EG’s projects contribute to the sustainable development of rural and marginalized communities in Nepal. EG evaluates itself based on net social (jobs created, decreased exposure to smoke and fumes, increased educational attainment) and environmental (CO2 reduced, avoided deforestation) impact, as well as its ability to fund its own activities based on decreasing amounts of donor money.

We aim to have an immediate net-positive environmental and social impact starting in year one, and achieve financial sustainability by year five through RET-sales, consulting services, and CO2 credit monetization. Our overriding goal is not to make the most amount of money, but to have the greatest positive, financially self-sustaining impact on society over the long-term.

EG has a multi-platform business model, working at the intersection of RET suppliers, BoP women-entrepreneurs, and donors focused on issues such as energy poverty and women’s rights. RET suppliers are looking for ways to access rural areas of developing countries to distribute their product. Our model takes advantage of innovations as they arise, and connects them with markets where they make most sense.

Awareness & learning
How do you see social entrepreneurship contributing to the improvement of developing countries?

Social enterprise is a powerful tool that we hope to use to change the current paradigm of international development. First, as a social enterprise ourselves, we're determined to find market based solutions that will outlast our time on this planet. The problems that exist in developing countries are complex and constantly changing. Old aid-based solutions and antequated processes are insufficient in addressing pressing needs. Social enterprises have a unique opportunity to influence critical actors at all levels through a market-based approach to finding scalable solutions, testing models, learning from failures and generating a great deal of energy and knowledge that would not exisit otherwise. Social enterprises can act as intermediaries, react nimbly and take risks in ways that governments, NGOs and multi-laterals cannot and while aid programs leave behind dependency, social enterprise leaves behind a well-functioning economy.

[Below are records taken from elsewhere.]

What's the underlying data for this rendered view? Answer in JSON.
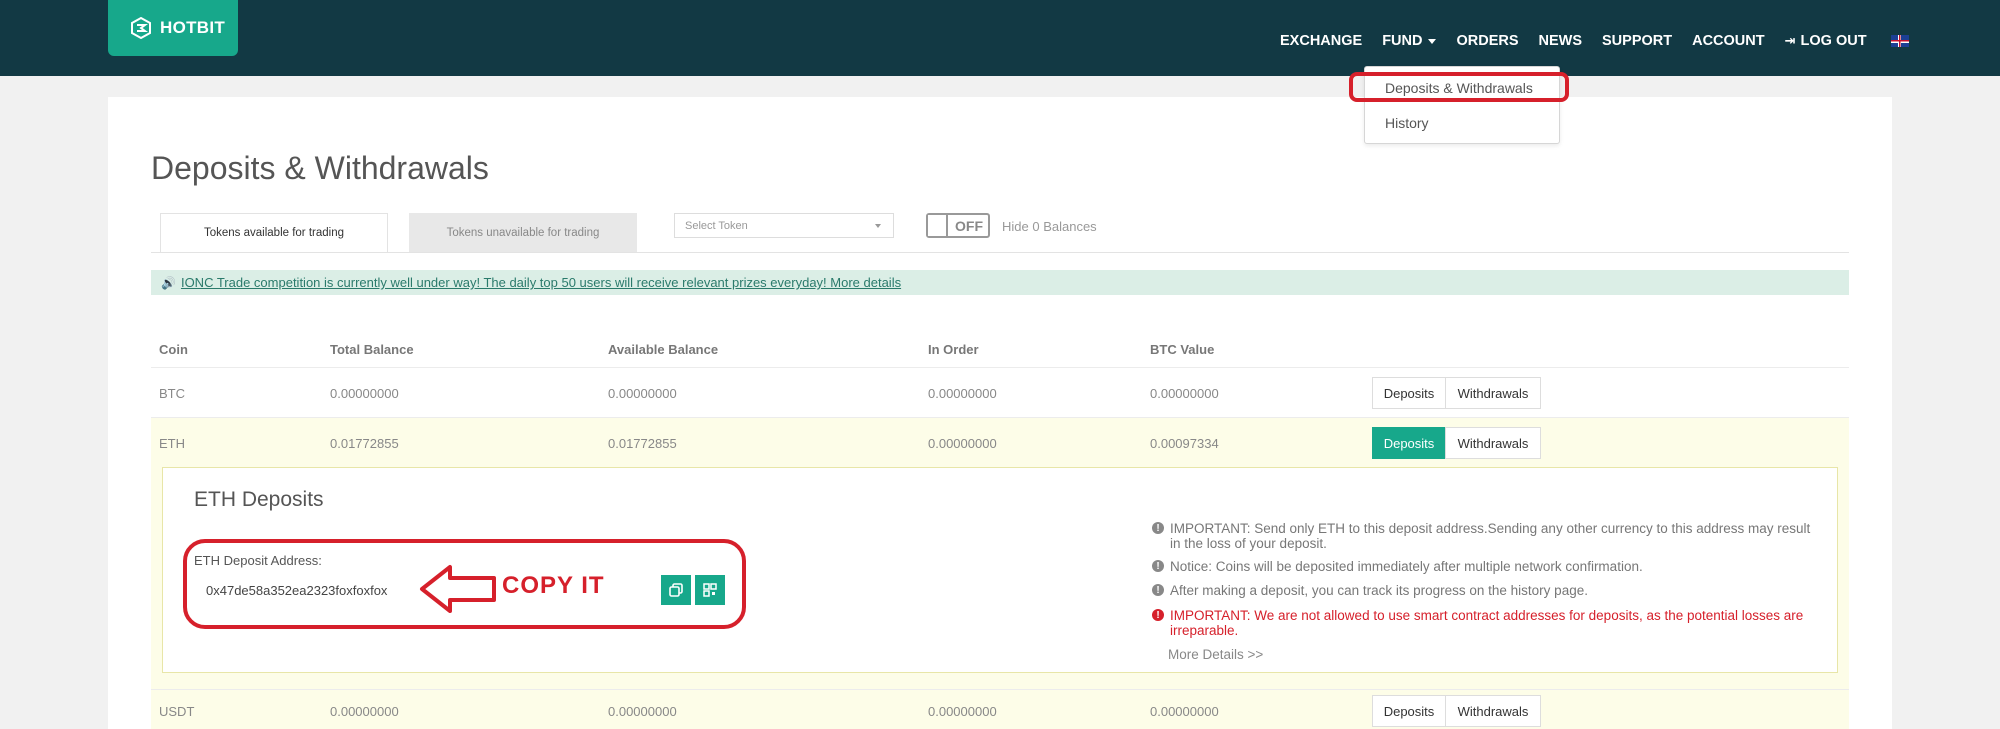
{
  "brand": {
    "name": "HOTBIT"
  },
  "nav": {
    "exchange": "EXCHANGE",
    "fund": "FUND",
    "orders": "ORDERS",
    "news": "NEWS",
    "support": "SUPPORT",
    "account": "ACCOUNT",
    "logout": "LOG OUT"
  },
  "dropdown": {
    "item1": "Deposits & Withdrawals",
    "item2": "History"
  },
  "page": {
    "title": "Deposits & Withdrawals"
  },
  "tabs": {
    "available": "Tokens available for trading",
    "unavailable": "Tokens unavailable for trading"
  },
  "filters": {
    "select_token": "Select Token",
    "toggle": "OFF",
    "hide_zero": "Hide 0 Balances"
  },
  "notice": {
    "text": "IONC Trade competition is currently well under way! The daily top 50 users will receive relevant prizes everyday! More details"
  },
  "table": {
    "headers": {
      "coin": "Coin",
      "total": "Total Balance",
      "available": "Available Balance",
      "in_order": "In Order",
      "btc_value": "BTC Value"
    },
    "rows": [
      {
        "coin": "BTC",
        "total": "0.00000000",
        "available": "0.00000000",
        "in_order": "0.00000000",
        "btc_value": "0.00000000"
      },
      {
        "coin": "ETH",
        "total": "0.01772855",
        "available": "0.01772855",
        "in_order": "0.00000000",
        "btc_value": "0.00097334"
      },
      {
        "coin": "USDT",
        "total": "0.00000000",
        "available": "0.00000000",
        "in_order": "0.00000000",
        "btc_value": "0.00000000"
      }
    ],
    "deposits_label": "Deposits",
    "withdrawals_label": "Withdrawals"
  },
  "deposit": {
    "title": "ETH Deposits",
    "address_label": "ETH Deposit Address:",
    "address": "0x47de58a352ea2323foxfoxfox",
    "annotation": "COPY IT",
    "info": [
      "IMPORTANT: Send only ETH to this deposit address.Sending any other currency to this address may result in the loss of your deposit.",
      "Notice: Coins will be deposited immediately after multiple network confirmation.",
      "After making a deposit, you can track its progress on the history page.",
      "IMPORTANT: We are not allowed to use smart contract addresses for deposits, as the potential losses are irreparable."
    ],
    "more_details": "More Details >>"
  },
  "colors": {
    "topbar": "#123944",
    "accent": "#17a88b",
    "alert_red": "#d6202b",
    "notice_bg": "#dbeee6",
    "row_highlight": "#fdfde8"
  },
  "icons": {
    "logo": "hotbit-logo-icon",
    "copy": "copy-icon",
    "qr": "qr-code-icon",
    "info": "info-icon",
    "speaker": "speaker-icon",
    "flag": "uk-flag-icon",
    "logout": "logout-icon"
  }
}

What aspects of your stay in Uganda as part of the competition do you think you will find most challenging and rewarding?

I look forward to the opportunity to meet other likeminded social entrepeneurs and learn from their experiences. I've participated in a number of international peer learning engagements, including attending UNESCO's 2011 European Youth Leadership Forum. The chance to interact in a different environment and learn about other entrepreneur's adventures helps me develop new perspectives to apply to EG.

Solar PV entrepreneurship is very successful in Africa and I am eager to learn about how our issue areas differ from the Ugandan context and am excited to improve our model with new information. We've found it to be incredibly enriching to work with individuals from different sectors, regions, classes and organizational levels. We've benefited from this cross disciplinary approach and diversifying our knowledge of different continents will only advance our abilities to address the needs of the rural poor in Nepal.